Dr. Batchelor recalls that when he was deciding what to do with his life he considered various branches of medicine—optometry, osteopathy and others, because he knew he wanted to help people. “But none of [those professions] seemed to connect for me.” So, he chose chiropractic, though at the time it scarcely engendered the same respect as the medical professions he researched. But things have changed a lot over the years. “A lot of people in the medical field today understand the importance of maintaining health, not just treating the sick.” These days Dr. Batchelor says he “cares for an ophthalmologist, several general medical practitioners, cardiologists and surgeons. Not only that, but we refer back and forth all the time. We’re all in the same PPO.”

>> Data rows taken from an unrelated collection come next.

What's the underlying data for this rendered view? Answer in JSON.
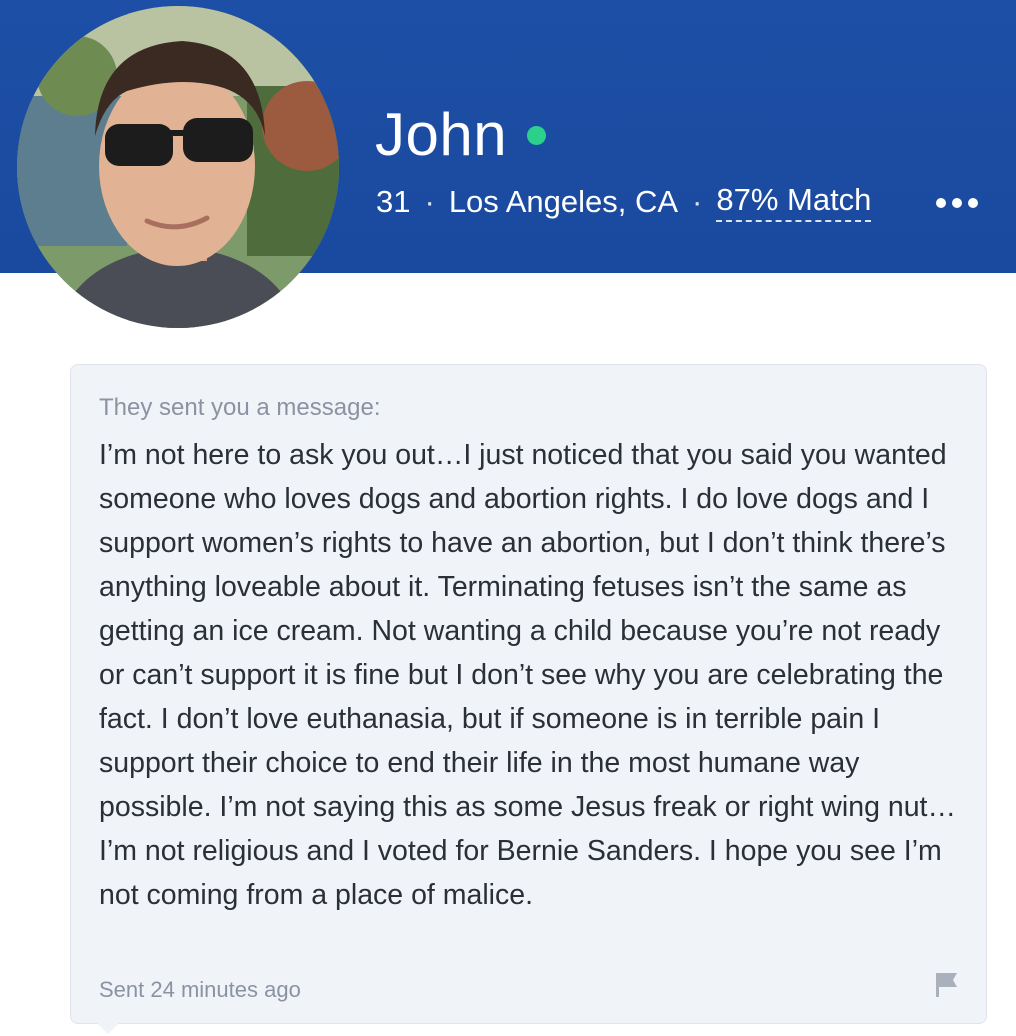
{
  "profile": {
    "name": "John",
    "online": true,
    "age": "31",
    "location": "Los Angeles, CA",
    "match": "87% Match",
    "separator": "·"
  },
  "message": {
    "label": "They sent you a message:",
    "body": "I’m not here to ask you out…I just noticed that you said you wanted someone who loves dogs and abortion rights. I do love dogs and I support women’s rights to have an abortion, but I don’t think there’s anything loveable about it. Terminating fetuses isn’t the same as getting an ice cream. Not wanting a child because you’re not ready or can’t support it is fine but I don’t see why you are celebrating the fact. I don’t love euthanasia, but if someone is in terrible pain I support their choice to end their life in the most humane way possible. I’m not saying this as some Jesus freak or right wing nut…I’m not religious and I voted for Bernie Sanders. I hope you see I’m not coming from a place of malice.",
    "sent_time": "Sent 24 minutes ago"
  },
  "icons": {
    "more": "more-icon",
    "flag": "flag-icon",
    "online": "online-dot-icon"
  },
  "colors": {
    "header": "#1d4fa6",
    "online": "#2bd18a",
    "card": "#f0f3f8"
  }
}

Not that making the commitment is without challenges. Alan Frandsen says he had several to overcome. One was lack of self-esteem. “I grew up in a trailer, and people always said to me, ‘What makes you think you can be doctor?’ Then there was the fear of not doing well in physics and chemistry. Besides finances, there were other issues too. My wife (who lost her sight) can’t drive, I have two kids at home, and I’m a husband and a father first of all.” But he’s working things out. Frandsen thrives on messages from motivational speakers like Earl Nightingale, who said, “Success is the progressive realization of a worthy ideal.”   

“Every step I take now is a step into my dream, so it doesn’t matter how long it takes. I’m living my dream right now. Caring for life is more important than caring for your pocketbook.” And the former scoffers are dumbfounded. “So many of my old friends are absolutely amazed. “They say, ‘Dude, it’s so great to see you so happy.’ It’s so cool!”

It is cool, this chiropractic calling.


Chiropractic »

Editorial Samples »

» Advertising



» Collateral

» Culture change

» Education

» Ghost blogs

» Health

» History

» Legal

» Music

» Personal

» PowerPoint

» Real estate

» Restaurant reviews

» Small business

» Social issues

» Speeches

» Sports


    connect: LinkedIn twitter  
home contact us